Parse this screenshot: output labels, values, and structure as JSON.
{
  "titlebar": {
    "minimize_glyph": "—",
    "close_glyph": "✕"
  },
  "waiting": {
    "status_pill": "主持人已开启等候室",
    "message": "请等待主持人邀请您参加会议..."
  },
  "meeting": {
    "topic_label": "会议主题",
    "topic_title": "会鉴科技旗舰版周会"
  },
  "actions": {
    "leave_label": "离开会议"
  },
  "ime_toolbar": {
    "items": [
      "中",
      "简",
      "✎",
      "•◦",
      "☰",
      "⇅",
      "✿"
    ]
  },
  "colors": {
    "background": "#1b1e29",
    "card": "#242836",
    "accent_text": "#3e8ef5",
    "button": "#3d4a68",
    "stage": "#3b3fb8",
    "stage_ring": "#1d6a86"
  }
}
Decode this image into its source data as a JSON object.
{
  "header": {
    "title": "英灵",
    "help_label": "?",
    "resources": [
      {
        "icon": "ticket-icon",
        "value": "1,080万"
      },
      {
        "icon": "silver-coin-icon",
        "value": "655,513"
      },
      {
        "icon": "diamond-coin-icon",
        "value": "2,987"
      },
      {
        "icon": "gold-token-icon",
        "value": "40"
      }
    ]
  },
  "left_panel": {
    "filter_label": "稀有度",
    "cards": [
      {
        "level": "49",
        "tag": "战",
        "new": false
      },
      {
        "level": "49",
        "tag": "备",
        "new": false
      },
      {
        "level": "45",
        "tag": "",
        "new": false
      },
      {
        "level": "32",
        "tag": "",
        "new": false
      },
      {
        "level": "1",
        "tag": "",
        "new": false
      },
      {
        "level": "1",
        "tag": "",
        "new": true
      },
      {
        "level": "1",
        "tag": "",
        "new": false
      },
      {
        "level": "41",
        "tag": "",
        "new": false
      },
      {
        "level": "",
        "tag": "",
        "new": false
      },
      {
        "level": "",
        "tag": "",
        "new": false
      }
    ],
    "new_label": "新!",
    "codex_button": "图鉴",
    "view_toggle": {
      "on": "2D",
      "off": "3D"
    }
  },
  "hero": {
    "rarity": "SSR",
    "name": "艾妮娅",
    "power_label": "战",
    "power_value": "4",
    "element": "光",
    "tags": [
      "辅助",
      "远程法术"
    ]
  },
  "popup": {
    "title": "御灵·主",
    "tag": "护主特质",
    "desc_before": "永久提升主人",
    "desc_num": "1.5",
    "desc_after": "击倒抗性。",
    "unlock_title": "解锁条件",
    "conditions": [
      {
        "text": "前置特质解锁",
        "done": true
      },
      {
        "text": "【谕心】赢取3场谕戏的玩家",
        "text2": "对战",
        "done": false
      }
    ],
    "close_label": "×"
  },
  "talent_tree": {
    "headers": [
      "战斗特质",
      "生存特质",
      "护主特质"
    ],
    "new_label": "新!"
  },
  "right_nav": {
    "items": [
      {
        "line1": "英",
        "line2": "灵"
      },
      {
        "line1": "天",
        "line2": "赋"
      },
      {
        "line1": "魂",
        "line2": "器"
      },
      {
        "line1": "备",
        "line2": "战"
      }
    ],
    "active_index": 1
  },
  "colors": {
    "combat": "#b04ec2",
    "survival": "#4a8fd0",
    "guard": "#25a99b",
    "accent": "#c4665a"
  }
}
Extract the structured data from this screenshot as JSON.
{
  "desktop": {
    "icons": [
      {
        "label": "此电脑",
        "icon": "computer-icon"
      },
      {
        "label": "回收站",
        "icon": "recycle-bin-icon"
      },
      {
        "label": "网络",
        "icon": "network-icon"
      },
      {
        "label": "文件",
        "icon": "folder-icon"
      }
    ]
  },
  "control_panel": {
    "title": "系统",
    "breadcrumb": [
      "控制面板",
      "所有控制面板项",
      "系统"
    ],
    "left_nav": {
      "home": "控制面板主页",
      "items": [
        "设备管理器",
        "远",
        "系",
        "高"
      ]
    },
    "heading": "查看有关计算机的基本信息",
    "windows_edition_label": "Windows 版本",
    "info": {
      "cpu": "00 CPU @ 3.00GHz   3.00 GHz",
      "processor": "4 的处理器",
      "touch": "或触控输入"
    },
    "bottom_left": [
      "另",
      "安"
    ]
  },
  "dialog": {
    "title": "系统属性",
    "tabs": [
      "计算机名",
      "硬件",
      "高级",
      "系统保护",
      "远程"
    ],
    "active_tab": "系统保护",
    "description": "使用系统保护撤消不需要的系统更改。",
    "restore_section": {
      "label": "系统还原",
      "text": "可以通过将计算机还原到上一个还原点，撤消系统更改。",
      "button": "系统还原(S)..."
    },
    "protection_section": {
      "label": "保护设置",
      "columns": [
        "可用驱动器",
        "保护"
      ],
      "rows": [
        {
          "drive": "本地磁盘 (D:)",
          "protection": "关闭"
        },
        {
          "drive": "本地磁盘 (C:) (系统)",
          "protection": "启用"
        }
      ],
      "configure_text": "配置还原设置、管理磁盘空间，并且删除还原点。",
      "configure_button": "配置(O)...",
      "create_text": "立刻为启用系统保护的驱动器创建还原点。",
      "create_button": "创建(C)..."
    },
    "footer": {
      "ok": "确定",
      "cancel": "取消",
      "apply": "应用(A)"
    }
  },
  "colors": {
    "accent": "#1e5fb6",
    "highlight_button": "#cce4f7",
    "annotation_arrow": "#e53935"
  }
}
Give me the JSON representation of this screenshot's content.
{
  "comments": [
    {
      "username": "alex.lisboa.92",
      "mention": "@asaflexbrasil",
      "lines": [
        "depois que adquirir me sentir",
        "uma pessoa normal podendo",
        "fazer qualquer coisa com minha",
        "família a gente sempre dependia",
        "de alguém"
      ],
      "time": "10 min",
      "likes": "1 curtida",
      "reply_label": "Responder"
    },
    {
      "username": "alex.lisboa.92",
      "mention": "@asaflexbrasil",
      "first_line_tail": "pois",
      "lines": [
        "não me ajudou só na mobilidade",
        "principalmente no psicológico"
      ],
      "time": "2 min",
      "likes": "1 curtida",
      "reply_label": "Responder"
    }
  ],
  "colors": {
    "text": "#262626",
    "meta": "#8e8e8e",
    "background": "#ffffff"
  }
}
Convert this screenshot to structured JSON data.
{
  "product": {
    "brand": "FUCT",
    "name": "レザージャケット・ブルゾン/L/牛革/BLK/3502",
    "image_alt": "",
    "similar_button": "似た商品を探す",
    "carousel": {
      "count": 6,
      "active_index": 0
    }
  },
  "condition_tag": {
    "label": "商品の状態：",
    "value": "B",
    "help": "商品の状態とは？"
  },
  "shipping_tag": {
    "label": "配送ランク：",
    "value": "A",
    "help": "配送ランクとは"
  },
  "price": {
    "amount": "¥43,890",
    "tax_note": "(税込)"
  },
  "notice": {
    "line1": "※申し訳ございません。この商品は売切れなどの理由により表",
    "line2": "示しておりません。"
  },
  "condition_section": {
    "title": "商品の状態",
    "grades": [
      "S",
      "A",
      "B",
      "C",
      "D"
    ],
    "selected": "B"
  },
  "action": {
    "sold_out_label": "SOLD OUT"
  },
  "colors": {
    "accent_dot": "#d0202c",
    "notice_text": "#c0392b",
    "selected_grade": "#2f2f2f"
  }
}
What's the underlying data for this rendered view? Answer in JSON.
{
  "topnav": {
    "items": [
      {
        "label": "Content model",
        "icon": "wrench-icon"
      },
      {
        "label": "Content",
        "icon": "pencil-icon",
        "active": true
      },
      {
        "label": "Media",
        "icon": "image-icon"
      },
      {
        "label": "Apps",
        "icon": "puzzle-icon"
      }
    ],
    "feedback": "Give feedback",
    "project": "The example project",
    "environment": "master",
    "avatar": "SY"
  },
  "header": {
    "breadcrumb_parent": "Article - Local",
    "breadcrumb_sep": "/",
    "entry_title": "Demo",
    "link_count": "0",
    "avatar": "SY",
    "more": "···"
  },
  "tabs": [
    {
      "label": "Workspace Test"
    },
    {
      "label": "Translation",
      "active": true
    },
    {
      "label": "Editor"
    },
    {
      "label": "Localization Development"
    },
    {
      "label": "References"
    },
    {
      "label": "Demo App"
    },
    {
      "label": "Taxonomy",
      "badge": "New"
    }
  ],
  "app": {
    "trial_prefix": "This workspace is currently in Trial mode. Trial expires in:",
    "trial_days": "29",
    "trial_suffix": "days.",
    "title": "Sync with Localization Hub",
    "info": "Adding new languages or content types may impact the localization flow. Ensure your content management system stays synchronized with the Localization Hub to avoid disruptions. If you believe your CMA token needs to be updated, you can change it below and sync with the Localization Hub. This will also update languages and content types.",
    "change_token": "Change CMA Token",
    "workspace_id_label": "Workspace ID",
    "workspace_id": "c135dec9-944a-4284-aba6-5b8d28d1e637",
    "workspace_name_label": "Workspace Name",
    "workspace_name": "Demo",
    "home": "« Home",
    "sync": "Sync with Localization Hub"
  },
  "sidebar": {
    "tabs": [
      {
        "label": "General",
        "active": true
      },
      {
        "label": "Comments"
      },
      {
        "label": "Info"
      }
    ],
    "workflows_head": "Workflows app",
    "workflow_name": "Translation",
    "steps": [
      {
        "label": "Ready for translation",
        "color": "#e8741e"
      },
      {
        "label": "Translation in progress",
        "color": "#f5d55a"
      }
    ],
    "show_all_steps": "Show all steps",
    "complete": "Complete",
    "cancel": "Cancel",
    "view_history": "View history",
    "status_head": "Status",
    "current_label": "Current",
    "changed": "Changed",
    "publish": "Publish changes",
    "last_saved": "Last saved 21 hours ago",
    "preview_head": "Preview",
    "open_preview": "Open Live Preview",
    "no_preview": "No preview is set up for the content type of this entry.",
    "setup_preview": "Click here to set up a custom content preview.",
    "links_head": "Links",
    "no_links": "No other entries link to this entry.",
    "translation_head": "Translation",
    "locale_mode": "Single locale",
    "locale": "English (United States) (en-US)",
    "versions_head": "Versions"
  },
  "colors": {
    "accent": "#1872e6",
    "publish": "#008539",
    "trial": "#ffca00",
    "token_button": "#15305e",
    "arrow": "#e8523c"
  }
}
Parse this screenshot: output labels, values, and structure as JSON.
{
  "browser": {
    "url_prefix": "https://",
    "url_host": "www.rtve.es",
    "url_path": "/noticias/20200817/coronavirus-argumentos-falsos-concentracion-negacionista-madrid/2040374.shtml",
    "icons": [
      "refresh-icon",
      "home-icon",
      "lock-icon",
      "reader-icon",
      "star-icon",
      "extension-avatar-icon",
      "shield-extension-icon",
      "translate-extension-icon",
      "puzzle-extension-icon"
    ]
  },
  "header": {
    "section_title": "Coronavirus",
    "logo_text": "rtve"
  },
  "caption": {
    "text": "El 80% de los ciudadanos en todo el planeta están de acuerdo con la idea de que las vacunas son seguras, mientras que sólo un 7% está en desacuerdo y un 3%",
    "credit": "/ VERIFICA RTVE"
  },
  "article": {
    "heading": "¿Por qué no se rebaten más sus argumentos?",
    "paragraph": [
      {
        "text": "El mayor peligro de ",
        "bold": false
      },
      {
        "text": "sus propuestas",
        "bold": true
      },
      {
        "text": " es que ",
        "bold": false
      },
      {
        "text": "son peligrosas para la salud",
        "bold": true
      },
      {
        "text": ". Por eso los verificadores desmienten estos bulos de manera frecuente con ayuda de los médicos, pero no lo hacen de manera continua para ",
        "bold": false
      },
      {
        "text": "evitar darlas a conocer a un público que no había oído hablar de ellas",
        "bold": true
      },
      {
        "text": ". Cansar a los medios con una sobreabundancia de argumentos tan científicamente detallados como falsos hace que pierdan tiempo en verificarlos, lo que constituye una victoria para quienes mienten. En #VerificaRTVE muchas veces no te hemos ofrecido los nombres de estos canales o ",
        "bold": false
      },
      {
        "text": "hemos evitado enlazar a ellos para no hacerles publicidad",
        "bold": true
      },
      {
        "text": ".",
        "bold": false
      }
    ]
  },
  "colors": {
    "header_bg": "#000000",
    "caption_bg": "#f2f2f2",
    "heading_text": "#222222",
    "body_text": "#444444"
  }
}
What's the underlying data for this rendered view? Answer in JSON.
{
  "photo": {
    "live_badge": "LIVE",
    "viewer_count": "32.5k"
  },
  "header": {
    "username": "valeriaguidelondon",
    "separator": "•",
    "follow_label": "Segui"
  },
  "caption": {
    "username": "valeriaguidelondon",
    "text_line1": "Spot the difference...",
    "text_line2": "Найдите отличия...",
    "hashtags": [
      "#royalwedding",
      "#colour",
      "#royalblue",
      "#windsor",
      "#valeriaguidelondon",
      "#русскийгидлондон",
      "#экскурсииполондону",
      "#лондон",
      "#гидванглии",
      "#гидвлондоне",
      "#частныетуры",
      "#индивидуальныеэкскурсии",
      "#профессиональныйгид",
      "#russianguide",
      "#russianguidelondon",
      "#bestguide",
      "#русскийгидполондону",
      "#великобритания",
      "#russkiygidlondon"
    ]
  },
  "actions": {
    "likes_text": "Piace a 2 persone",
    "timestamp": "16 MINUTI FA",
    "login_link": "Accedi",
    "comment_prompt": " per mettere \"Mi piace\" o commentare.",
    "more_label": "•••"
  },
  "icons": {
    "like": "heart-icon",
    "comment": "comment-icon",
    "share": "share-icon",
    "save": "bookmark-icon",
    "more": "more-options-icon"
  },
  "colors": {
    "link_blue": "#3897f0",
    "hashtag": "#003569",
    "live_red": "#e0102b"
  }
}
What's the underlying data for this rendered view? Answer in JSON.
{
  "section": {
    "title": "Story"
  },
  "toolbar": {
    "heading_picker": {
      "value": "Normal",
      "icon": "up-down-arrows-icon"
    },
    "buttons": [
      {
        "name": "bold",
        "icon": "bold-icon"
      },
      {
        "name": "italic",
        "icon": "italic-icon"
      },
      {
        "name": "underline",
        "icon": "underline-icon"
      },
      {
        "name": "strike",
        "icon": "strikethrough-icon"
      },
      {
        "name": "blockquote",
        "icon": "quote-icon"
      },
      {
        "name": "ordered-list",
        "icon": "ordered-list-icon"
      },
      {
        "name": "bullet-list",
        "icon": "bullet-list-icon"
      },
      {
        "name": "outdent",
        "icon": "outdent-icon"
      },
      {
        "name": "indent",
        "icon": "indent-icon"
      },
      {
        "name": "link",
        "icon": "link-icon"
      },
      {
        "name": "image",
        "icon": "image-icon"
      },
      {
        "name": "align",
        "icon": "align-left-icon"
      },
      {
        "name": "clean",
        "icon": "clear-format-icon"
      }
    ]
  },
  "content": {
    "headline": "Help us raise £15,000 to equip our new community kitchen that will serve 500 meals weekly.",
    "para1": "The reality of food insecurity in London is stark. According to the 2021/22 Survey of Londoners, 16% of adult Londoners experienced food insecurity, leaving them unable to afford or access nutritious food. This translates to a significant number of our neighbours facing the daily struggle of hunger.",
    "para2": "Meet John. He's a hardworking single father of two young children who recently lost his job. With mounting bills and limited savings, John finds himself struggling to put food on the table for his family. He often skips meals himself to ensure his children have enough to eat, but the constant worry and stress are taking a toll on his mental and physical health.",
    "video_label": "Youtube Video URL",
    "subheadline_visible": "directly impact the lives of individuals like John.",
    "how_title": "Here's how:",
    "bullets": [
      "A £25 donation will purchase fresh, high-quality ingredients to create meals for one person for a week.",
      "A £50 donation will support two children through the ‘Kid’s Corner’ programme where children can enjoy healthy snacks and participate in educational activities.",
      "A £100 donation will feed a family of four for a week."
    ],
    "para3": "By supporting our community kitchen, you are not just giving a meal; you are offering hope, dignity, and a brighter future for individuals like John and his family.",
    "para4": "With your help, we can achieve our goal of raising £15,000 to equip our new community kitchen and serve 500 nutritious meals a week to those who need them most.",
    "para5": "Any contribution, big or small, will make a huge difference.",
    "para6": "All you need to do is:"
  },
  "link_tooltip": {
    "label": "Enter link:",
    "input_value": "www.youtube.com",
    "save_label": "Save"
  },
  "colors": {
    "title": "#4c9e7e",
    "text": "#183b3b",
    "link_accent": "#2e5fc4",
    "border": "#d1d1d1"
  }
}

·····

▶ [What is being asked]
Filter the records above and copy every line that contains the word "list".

▶ [Answer to the exercise]
        "name": "ordered-list",
        "icon": "ordered-list-icon"
        "name": "bullet-list",
        "icon": "bullet-list-icon"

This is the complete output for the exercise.